Louis talks about the way composers start from a musical vision which then then transcribe using orchestration and harmony. But performers interpret in the opposite way, starting from the written notes like archaeologists, trying to find a sense of the logic of the original idea. Which makes being able to speak to composers a great joy, but there is pressure too. Louis wants to avoid comments like 'what are you doing to my music!'.
Louis is sure that the orchestra will be commissioning more pieces, though there are no plans which he is allowed to talk about publicly. What he does say is that currently the orchestra's home Music Hall is being renovated; it is an impressive 19th century building and needed restoration. And for him it would be unthinkable not to have a new commission at the re-opening.
|Music Hall, home of the Cincinnati Symphony Orchestra|
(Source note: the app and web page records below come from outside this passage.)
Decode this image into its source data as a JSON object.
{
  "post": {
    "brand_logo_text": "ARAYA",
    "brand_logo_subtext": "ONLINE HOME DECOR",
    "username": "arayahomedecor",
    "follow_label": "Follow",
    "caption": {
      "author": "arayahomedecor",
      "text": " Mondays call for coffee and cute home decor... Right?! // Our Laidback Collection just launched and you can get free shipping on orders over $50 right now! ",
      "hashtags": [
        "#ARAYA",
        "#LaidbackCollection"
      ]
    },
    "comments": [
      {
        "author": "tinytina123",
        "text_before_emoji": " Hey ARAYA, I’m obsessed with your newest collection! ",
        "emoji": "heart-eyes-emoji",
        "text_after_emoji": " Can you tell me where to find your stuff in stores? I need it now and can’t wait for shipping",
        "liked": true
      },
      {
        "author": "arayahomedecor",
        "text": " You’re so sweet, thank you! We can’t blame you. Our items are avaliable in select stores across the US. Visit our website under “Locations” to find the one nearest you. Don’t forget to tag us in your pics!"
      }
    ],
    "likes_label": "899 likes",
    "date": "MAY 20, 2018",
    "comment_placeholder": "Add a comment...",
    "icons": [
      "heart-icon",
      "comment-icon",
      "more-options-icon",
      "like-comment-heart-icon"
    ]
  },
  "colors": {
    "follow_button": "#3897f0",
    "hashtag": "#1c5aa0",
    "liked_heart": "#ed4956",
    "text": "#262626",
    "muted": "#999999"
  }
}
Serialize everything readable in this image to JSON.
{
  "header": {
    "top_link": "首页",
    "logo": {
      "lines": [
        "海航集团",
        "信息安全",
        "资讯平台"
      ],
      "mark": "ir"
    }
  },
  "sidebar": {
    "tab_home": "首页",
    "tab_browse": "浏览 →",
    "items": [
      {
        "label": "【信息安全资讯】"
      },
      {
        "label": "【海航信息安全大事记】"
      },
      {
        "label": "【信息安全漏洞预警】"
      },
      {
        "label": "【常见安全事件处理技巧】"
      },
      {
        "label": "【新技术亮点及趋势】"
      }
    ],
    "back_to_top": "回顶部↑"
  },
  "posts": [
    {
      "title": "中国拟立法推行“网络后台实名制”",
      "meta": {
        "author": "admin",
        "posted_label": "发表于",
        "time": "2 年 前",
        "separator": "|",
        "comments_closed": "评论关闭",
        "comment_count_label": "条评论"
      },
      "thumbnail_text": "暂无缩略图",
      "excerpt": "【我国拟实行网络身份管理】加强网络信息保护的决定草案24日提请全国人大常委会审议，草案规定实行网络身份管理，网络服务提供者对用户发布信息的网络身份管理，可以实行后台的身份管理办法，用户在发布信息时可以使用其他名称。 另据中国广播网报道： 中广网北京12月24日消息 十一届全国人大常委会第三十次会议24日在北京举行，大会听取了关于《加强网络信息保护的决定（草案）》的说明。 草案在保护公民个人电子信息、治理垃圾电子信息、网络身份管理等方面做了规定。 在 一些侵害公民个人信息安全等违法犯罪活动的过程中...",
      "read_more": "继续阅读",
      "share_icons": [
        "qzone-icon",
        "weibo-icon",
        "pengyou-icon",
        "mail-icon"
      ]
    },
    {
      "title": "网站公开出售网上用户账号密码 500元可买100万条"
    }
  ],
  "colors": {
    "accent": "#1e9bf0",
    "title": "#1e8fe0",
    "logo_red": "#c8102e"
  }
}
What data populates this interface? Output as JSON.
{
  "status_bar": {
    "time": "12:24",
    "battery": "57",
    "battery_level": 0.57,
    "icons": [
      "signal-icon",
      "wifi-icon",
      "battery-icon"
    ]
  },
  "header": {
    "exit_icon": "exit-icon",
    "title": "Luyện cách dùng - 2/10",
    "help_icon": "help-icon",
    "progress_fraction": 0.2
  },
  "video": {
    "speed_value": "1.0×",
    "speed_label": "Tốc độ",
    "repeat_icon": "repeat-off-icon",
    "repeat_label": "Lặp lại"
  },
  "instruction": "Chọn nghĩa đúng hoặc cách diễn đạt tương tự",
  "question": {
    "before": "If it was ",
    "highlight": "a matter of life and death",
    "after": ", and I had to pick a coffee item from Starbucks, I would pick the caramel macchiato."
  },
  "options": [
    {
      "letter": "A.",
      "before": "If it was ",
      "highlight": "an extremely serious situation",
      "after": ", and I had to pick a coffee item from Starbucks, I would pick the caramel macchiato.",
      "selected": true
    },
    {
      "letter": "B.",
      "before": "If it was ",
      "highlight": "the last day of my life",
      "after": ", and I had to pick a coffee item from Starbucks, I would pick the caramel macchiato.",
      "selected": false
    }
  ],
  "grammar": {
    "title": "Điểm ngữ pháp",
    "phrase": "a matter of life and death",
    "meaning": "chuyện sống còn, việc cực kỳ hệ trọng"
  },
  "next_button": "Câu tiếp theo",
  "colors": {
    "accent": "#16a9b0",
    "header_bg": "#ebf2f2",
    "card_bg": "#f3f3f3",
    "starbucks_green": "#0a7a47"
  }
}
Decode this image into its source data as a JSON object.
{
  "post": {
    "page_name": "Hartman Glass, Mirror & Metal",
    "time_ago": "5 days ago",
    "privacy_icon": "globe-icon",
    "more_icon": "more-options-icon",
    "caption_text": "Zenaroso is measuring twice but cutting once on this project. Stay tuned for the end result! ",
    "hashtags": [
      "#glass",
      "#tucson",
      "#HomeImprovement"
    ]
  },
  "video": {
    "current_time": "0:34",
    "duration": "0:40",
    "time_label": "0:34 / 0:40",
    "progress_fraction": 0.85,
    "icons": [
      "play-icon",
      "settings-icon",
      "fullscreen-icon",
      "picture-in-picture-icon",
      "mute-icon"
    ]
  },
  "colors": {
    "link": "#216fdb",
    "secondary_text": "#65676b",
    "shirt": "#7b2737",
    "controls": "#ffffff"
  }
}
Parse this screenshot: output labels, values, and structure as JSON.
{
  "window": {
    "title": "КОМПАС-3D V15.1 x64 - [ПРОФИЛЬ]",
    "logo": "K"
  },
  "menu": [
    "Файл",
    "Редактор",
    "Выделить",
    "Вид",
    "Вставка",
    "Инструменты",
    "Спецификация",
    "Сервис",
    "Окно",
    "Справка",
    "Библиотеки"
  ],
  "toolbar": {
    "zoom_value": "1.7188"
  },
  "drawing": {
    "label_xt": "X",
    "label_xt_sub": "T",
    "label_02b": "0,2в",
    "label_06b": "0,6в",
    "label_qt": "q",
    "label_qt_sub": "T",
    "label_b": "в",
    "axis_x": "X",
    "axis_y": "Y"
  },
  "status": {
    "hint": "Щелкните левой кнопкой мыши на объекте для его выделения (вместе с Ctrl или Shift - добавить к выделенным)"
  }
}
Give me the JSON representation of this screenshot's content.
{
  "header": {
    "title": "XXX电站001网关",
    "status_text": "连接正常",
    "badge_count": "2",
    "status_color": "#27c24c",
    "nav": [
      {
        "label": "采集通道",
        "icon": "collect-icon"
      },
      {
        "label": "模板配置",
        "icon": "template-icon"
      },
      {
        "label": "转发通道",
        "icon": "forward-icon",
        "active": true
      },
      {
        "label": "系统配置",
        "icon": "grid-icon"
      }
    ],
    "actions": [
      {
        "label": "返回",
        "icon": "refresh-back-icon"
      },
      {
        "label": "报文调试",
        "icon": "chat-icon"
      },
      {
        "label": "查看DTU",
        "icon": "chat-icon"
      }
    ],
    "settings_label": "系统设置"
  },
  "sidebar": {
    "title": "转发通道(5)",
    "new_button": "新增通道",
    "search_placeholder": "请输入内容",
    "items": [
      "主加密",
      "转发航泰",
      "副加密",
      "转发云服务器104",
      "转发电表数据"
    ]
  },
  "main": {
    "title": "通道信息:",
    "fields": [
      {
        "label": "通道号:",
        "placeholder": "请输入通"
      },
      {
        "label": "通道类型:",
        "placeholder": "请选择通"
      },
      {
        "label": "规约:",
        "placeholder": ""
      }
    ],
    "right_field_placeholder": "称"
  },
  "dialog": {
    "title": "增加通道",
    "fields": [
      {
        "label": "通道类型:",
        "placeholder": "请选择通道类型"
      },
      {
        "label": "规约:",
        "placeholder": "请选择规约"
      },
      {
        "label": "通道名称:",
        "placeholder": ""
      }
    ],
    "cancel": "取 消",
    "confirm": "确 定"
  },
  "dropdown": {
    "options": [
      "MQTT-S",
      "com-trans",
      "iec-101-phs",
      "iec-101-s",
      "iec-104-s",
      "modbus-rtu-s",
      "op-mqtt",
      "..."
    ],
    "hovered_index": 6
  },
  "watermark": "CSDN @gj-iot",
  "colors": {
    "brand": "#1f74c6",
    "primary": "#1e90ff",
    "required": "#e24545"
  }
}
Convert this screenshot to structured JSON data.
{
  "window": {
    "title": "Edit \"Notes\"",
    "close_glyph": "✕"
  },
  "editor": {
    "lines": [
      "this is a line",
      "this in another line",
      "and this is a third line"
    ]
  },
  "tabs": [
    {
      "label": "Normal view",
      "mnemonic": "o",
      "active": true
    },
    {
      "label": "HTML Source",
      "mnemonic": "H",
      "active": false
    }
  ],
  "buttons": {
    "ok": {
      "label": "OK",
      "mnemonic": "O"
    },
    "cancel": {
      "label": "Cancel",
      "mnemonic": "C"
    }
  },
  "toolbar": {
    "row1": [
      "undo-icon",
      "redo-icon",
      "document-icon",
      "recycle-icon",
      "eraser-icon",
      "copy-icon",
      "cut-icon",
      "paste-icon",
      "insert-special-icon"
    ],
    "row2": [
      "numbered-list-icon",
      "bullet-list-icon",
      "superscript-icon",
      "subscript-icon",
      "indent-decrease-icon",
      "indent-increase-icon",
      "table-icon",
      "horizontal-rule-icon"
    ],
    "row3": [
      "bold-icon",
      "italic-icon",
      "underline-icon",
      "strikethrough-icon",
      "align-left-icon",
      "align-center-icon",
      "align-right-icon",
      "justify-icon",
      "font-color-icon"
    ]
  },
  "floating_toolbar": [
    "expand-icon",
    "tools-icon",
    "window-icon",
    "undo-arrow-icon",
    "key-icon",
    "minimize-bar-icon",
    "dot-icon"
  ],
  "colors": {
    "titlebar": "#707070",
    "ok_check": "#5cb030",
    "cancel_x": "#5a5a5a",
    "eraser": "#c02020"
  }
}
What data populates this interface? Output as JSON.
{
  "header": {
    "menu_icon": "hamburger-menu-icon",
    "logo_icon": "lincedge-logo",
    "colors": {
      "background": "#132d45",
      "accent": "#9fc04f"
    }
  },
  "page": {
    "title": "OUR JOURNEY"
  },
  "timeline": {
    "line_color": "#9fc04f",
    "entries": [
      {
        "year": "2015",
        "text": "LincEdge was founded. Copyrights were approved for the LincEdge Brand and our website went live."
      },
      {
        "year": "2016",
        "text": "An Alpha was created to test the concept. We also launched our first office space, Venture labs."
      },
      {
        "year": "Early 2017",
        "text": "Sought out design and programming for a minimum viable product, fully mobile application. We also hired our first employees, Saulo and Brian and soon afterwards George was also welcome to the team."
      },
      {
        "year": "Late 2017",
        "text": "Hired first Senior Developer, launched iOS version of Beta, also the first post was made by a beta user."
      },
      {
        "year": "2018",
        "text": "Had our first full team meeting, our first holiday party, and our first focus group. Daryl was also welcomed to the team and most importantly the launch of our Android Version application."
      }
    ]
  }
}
This was normal in Mozart's time, people wanted to hear new music. It would not have been possible to put on concerts only with music which had already been performed elsewhere, people wanted to hear music written specially for them. The idea of building up a repertoire of historical pieces only comes in with Mendelssohn, Prior to that old pieces would be renewed, Mozart writes a new orchestration of Messiah to make it better (Louis adds that he is not sure it is better!).
In sound it is very much a German orchestra, with German roots. The orchestra has its origins in German immigrants in Cincinnati in the 19th century. So whilst it is important to play Beethoven, it is important to do new music and this can change the way you play and listen to Beethoven.
The Cincannati Symphony Orchestra is very much a community orchestra, rather than one created by one of the great 19th or 20th century patrons. Having its origins in the German immigrants wish to perform music of their homeland, there is a sense of shared necessity; the original orchestra was in fact founded to accompany choral societies (hence Elgar's visit). The sense of community is still very true and Louis tells me story about arriving in Cincinnatti and the cab driver telling him how great the orchestra was, even though the cabbie had never actually heard them.
What Louis wants to do is to connect the orchestra further to the community, something which is powerful, important and meaningful. His final comment in our conversation is that despite his poor English (Louis speaks English in communicative and colourful manner), he and the orchestra speak the same musical language and that he feels blessed to be musical director
Concertos for Orchestra is available on Amazon.co.uk.
Elsewhere on this blog:
- Intimate and text driven: Handel's Messiah from Classical Opera - concert review
- A touch of greatness: Renee Fleming in Der Rosenkavalier - opera review
- Delightul Handelian fantasy: All the Angels at the Sam Wanamaker Playhouse - theatre review
- The craft of writing music: Rachel Portman on writing for films, the M&S 2016 Christmas advert, and opera - interview
- Thought-provoking: Mozart's Don Giovanni from Teodor Currentzis & Musica Aeterna on Sony - CD review
- Contemporary mix: A Land so Luminous - CD review
- Vibrant music making: Arcangelo in Bach and Telemann - Concert review
- A new case for NormaBaritone Ricardo Panela considers the effect of the 1950s bel canto revival on how we listen to Bellini's opera - feature article
- Christmas with the choir of St John's College: Choral at Cadogan - concert review
- Telling stories: Sir John Tomlinson in Schubert's Swansong at the Wigmore Hall - Concert review
- Magic and mystery: Society of Strange and Ancient Instruments at Spitalfields - concert review
- Rising to the challenge: W11 Opera perform Russell Hepplewhite and Helen Eastman's The Price - opera review
- Writing in her own style: I chat to harpist, clarsach player and composer Ailie Roberson - interview